My advice is to get a second

My advice is to get a second opinion. Anytime you are not happy with a diagnosis and do not feel right about it, it is always good to get a second opinion regardless of the illness. This doctor does not seem to have his fact straight and is very wrong that most adults grow out of ADHD. Hope this helps!

Second Opinion

You should definitely get a second opinion.  First, many people with ADD also have depression (they get depressed because life with ADD is so hard).  Second, about 20-30% of people who had ADD as kids either "grow out of it" or learn to cope with it well enough that they no longer need treatment.  This is hardly "most" people, and in any event if he is still having ADD-like symptoms, then he might well not be one of them.

That said, there are other things that have similar symptoms to ADD.  So get a full evaluation from a psychiatric group that knows a lot about ADHD and other issues as well.  Worst thing that happens is that they confirm that it is only depression, and you have an answer you trust more. 


It's pretty clear to me that my husband has ADD, he shows all the symptoms of the inattentive type, and 2 doctors have agreed.

But, it took months of therapy and meds for depression before his therapist and I, simultaneously, figured out he had ADD. How do these doctors do it in just a few minutes?  He is lucky if he sees the doctor for 15 minutes. Half the time he gets palmed off on the PA. If you feel like your doctor is making a "snap" diagnosis, what do you do about it? Psychiatrists don't get to know their patients any more, or do therapy, they just push pills. Insurance doesn't pay for an endless number of visits, and even then, there's a co-pay that we can't afford. I can't find a physician in our medium-size city who specializes in ADD. On this website, it seems like people who can find a physician who specializes in ADD do well, but doctors who aren't totally up to speed on ADD and specialize in it just do it by trial and error. My husband just got a prescription for his 5th ADD med in a little less than 2 years. His meds have made him dizzy, depressed, nauseated, shaky, and even made him fall. He needs them if he is going to have a career and we are going to have a marriage, but how can he find the right one?

medications and treatment

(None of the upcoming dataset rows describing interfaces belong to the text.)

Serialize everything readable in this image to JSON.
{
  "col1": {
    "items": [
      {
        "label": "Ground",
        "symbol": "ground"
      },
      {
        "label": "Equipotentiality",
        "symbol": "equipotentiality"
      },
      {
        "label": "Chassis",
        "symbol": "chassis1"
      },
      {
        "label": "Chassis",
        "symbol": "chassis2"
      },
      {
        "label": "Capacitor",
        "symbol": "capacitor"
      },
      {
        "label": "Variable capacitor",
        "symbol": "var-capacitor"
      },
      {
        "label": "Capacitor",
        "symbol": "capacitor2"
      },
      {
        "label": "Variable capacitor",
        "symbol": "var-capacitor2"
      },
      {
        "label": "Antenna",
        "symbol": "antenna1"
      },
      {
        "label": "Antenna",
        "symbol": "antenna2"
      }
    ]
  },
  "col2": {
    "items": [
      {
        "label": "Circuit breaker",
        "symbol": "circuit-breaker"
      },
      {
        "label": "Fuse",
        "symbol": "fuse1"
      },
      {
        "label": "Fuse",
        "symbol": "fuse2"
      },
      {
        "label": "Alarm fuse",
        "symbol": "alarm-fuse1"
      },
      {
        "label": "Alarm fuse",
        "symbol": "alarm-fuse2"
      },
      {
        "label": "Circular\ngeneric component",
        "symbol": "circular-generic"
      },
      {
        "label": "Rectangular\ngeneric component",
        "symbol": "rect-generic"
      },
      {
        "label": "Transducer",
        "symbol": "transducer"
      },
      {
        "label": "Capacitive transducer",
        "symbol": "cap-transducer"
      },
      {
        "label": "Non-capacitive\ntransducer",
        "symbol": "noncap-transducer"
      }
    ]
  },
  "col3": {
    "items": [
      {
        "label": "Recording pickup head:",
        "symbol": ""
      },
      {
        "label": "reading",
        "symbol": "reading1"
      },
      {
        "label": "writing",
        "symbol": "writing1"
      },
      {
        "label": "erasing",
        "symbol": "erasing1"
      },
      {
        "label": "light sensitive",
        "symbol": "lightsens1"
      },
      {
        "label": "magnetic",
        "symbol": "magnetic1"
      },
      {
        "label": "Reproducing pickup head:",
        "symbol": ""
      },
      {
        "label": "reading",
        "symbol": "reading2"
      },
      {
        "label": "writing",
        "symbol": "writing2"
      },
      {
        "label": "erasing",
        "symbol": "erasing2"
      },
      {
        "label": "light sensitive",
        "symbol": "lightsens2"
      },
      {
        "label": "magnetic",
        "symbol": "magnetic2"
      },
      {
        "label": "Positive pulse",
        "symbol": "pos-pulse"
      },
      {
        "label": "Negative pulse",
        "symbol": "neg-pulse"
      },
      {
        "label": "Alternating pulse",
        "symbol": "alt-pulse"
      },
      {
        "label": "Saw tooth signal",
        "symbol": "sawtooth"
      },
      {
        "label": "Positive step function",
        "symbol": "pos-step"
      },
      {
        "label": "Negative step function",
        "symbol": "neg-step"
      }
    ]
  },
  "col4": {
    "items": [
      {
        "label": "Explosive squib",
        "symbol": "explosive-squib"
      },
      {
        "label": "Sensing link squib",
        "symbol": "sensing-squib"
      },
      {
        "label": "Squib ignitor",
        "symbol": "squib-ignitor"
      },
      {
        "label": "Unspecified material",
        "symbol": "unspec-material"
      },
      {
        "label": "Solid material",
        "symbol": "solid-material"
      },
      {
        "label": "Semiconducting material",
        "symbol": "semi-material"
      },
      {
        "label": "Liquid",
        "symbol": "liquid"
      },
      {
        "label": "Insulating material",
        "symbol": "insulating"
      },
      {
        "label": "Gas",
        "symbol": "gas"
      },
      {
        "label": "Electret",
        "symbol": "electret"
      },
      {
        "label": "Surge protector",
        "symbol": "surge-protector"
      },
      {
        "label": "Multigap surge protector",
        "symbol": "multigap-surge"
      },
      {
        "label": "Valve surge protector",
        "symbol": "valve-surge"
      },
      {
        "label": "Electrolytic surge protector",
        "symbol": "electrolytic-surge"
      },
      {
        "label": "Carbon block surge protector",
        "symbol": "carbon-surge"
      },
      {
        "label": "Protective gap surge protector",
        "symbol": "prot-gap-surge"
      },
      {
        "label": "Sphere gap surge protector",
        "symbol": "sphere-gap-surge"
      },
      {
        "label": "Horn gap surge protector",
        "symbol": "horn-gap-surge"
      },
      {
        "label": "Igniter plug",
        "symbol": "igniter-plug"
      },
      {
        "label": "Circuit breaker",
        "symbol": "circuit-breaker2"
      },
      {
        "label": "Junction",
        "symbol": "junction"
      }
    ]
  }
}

Hi Can anyone guide me about treatment and medication monitoring for ADHD? My husband is newly diagnosed and I really am not impressed with his treatment so far. He keeps telling the psychiatrist that his meds aren't working well enough and the doctor just keeps giving him the same Rx after only experimenting with one other med. Also should he be talking to the doctor about ADHD and how to cope and dig for whatever else is going on with him? (we both know there is more than just ADD going on with him) It just seems like people on here have more going on with their doctor relationships. This is the second psychiatrist that we've been to for this reason and they just seem to be a place to get a prescription. Any advice? Thanks

Medications and Treatment

I'll say it up front - I'm not a doctor.  But here is some information that might help you.

First, finding the right ADD meds often takes experimentation and careful monitoring.  The objective should be symptom reduction without negative side effects (such as nausea, inability to sleep, etc).  Many people try several types of meds at different doses before getting it right.  A doctor needs to be involved.

You can help your doctor by monitoring what's going on, and when.  Keep track of these things:

  • what symptoms are you targeting?  How are you doing against those symptoms with the meds?
  • are there times of day that are better or worse?  In what ways?
  • what time of day did you take the meds?
  • how does being on the medication "feel" to the person taking it?
  • what do people around the patient see?  (usually a spouse, but could be in school or in a workplace)

Track these things and take the information to your next appointment.  The ideal situation is if the person taking the meds can't "feel" it, but others around him or her see obvious reduction in target symptoms.

If you want to see how one person officially tracks this, go to the ADHD Monitoring System set up by David Rabiner of Duke University.  This was set up for parents and teachers to monitor kids, but you could "remake" it to suit your own needs if you are so inspired.